* WHAT YOU NEED TO DO: All entries given below are to be returned word for word.

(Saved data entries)

========

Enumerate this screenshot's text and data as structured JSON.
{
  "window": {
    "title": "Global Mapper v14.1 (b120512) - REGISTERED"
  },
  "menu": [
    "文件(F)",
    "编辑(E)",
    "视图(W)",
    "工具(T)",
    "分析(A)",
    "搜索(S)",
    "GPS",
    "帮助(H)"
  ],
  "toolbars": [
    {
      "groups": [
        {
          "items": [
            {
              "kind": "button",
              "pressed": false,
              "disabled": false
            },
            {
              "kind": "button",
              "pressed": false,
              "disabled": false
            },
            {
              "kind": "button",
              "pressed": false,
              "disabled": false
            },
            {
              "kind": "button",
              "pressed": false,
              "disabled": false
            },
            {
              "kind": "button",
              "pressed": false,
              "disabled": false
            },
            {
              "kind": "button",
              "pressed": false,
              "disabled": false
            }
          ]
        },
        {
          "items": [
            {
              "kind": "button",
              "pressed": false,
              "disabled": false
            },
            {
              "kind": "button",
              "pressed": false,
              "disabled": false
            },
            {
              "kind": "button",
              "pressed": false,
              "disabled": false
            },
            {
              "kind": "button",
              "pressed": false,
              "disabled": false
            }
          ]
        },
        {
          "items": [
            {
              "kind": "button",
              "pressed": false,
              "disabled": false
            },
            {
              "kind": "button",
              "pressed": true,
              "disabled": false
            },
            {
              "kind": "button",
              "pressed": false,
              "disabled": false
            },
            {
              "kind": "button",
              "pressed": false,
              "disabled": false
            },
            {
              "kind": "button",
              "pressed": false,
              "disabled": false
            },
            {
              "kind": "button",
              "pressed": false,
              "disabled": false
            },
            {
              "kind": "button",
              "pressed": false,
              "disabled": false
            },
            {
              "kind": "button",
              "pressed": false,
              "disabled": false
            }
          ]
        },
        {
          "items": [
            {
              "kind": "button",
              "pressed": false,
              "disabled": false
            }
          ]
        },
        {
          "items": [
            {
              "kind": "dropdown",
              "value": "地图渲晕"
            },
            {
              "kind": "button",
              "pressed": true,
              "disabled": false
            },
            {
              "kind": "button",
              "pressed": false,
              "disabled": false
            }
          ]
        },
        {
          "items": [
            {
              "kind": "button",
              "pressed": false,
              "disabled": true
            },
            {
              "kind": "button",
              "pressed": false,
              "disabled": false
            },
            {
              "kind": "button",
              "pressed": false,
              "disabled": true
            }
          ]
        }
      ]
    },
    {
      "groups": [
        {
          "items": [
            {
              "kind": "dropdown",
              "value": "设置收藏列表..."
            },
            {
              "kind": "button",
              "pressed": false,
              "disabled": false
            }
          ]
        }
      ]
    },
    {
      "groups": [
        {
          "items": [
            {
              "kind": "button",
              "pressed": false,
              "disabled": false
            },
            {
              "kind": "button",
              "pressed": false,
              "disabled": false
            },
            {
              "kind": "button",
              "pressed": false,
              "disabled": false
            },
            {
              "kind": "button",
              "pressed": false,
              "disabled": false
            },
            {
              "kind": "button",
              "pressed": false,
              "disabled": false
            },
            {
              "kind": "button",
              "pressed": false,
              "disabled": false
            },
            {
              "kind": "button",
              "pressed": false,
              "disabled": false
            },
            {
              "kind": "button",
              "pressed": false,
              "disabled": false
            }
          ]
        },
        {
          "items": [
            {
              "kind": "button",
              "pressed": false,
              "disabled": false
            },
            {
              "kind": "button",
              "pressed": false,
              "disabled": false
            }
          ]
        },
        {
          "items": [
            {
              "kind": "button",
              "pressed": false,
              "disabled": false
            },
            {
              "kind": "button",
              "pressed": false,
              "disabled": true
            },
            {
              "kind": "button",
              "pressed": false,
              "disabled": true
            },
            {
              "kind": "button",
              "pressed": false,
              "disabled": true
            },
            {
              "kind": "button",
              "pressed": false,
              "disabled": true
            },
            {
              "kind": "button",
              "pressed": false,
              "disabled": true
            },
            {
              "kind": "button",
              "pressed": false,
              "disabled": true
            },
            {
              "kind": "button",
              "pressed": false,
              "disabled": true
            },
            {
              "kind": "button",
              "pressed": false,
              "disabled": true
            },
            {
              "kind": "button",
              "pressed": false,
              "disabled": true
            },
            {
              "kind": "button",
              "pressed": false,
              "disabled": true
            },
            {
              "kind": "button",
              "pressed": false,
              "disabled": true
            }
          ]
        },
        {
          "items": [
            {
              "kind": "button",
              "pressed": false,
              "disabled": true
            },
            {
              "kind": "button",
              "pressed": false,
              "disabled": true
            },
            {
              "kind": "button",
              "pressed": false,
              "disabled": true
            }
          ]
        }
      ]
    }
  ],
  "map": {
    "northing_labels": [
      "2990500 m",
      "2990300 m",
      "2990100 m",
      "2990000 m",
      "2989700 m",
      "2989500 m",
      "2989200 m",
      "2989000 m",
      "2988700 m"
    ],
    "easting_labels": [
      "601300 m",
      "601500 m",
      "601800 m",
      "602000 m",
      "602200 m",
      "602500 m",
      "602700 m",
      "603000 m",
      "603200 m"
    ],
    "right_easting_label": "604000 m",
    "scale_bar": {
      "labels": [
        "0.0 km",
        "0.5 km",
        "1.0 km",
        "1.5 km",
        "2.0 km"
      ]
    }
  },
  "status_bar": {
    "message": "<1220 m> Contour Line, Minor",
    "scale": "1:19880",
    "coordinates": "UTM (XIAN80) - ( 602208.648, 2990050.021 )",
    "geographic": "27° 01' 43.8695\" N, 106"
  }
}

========

* FINISHED EXERCISE:
Enumerate this screenshot's text and data as structured JSON.
{
  "window": {
    "title": "Global Mapper v14.1 (b120512) - REGISTERED"
  },
  "menu": [
    "文件(F)",
    "编辑(E)",
    "视图(W)",
    "工具(T)",
    "分析(A)",
    "搜索(S)",
    "GPS",
    "帮助(H)"
  ],
  "toolbars": [
    {
      "groups": [
        {
          "items": [
            {
              "kind": "button",
              "pressed": false,
              "disabled": false
            },
            {
              "kind": "button",
              "pressed": false,
              "disabled": false
            },
            {
              "kind": "button",
              "pressed": false,
              "disabled": false
            },
            {
              "kind": "button",
              "pressed": false,
              "disabled": false
            },
            {
              "kind": "button",
              "pressed": false,
              "disabled": false
            },
            {
              "kind": "button",
              "pressed": false,
              "disabled": false
            }
          ]
        },
        {
          "items": [
            {
              "kind": "button",
              "pressed": false,
              "disabled": false
            },
            {
              "kind": "button",
              "pressed": false,
              "disabled": false
            },
            {
              "kind": "button",
              "pressed": false,
              "disabled": false
            },
            {
              "kind": "button",
              "pressed": false,
              "disabled": false
            }
          ]
        },
        {
          "items": [
            {
              "kind": "button",
              "pressed": false,
              "disabled": false
            },
            {
              "kind": "button",
              "pressed": true,
              "disabled": false
            },
            {
              "kind": "button",
              "pressed": false,
              "disabled": false
            },
            {
              "kind": "button",
              "pressed": false,
              "disabled": false
            },
            {
              "kind": "button",
              "pressed": false,
              "disabled": false
            },
            {
              "kind": "button",
              "pressed": false,
              "disabled": false
            },
            {
              "kind": "button",
              "pressed": false,
              "disabled": false
            },
            {
              "kind": "button",
              "pressed": false,
              "disabled": false
            }
          ]
        },
        {
          "items": [
            {
              "kind": "button",
              "pressed": false,
              "disabled": false
            }
          ]
        },
        {
          "items": [
            {
              "kind": "dropdown",
              "value": "地图渲晕"
            },
            {
              "kind": "button",
              "pressed": true,
              "disabled": false
            },
            {
              "kind": "button",
              "pressed": false,
              "disabled": false
            }
          ]
        },
        {
          "items": [
            {
              "kind": "button",
              "pressed": false,
              "disabled": true
            },
            {
              "kind": "button",
              "pressed": false,
              "disabled": false
            },
            {
              "kind": "button",
              "pressed": false,
              "disabled": true
            }
          ]
        }
      ]
    },
    {
      "groups": [
        {
          "items": [
            {
              "kind": "dropdown",
              "value": "设置收藏列表..."
            },
            {
              "kind": "button",
              "pressed": false,
              "disabled": false
            }
          ]
        }
      ]
    },
    {
      "groups": [
        {
          "items": [
            {
              "kind": "button",
              "pressed": false,
              "disabled": false
            },
            {
              "kind": "button",
              "pressed": false,
              "disabled": false
            },
            {
              "kind": "button",
              "pressed": false,
              "disabled": false
            },
            {
              "kind": "button",
              "pressed": false,
              "disabled": false
            },
            {
              "kind": "button",
              "pressed": false,
              "disabled": false
            },
            {
              "kind": "button",
              "pressed": false,
              "disabled": false
            },
            {
              "kind": "button",
              "pressed": false,
              "disabled": false
            },
            {
              "kind": "button",
              "pressed": false,
              "disabled": false
            }
          ]
        },
        {
          "items": [
            {
              "kind": "button",
              "pressed": false,
              "disabled": false
            },
            {
              "kind": "button",
              "pressed": false,
              "disabled": false
            }
          ]
        },
        {
          "items": [
            {
              "kind": "button",
              "pressed": false,
              "disabled": false
            },
            {
              "kind": "button",
              "pressed": false,
              "disabled": true
            },
            {
              "kind": "button",
              "pressed": false,
              "disabled": true
            },
            {
              "kind": "button",
              "pressed": false,
              "disabled": true
            },
            {
              "kind": "button",
              "pressed": false,
              "disabled": true
            },
            {
              "kind": "button",
              "pressed": false,
              "disabled": true
            },
            {
              "kind": "button",
              "pressed": false,
              "disabled": true
            },
            {
              "kind": "button",
              "pressed": false,
              "disabled": true
            },
            {
              "kind": "button",
              "pressed": false,
              "disabled": true
            },
            {
              "kind": "button",
              "pressed": false,
              "disabled": true
            },
            {
              "kind": "button",
              "pressed": false,
              "disabled": true
            },
            {
              "kind": "button",
              "pressed": false,
              "disabled": true
            }
          ]
        },
        {
          "items": [
            {
              "kind": "button",
              "pressed": false,
              "disabled": true
            },
            {
              "kind": "button",
              "pressed": false,
              "disabled": true
            },
            {
              "kind": "button",
              "pressed": false,
              "disabled": true
            }
          ]
        }
      ]
    }
  ],
  "map": {
    "northing_labels": [
      "2990500 m",
      "2990300 m",
      "2990100 m",
      "2990000 m",
      "2989700 m",
      "2989500 m",
      "2989200 m",
      "2989000 m",
      "2988700 m"
    ],
    "easting_labels": [
      "601300 m",
      "601500 m",
      "601800 m",
      "602000 m",
      "602200 m",
      "602500 m",
      "602700 m",
      "603000 m",
      "603200 m"
    ],
    "right_easting_label": "604000 m",
    "scale_bar": {
      "labels": [
        "0.0 km",
        "0.5 km",
        "1.0 km",
        "1.5 km",
        "2.0 km"
      ]
    }
  },
  "status_bar": {
    "message": "<1220 m> Contour Line, Minor",
    "scale": "1:19880",
    "coordinates": "UTM (XIAN80) - ( 602208.648, 2990050.021 )",
    "geographic": "27° 01' 43.8695\" N, 106"
  }
}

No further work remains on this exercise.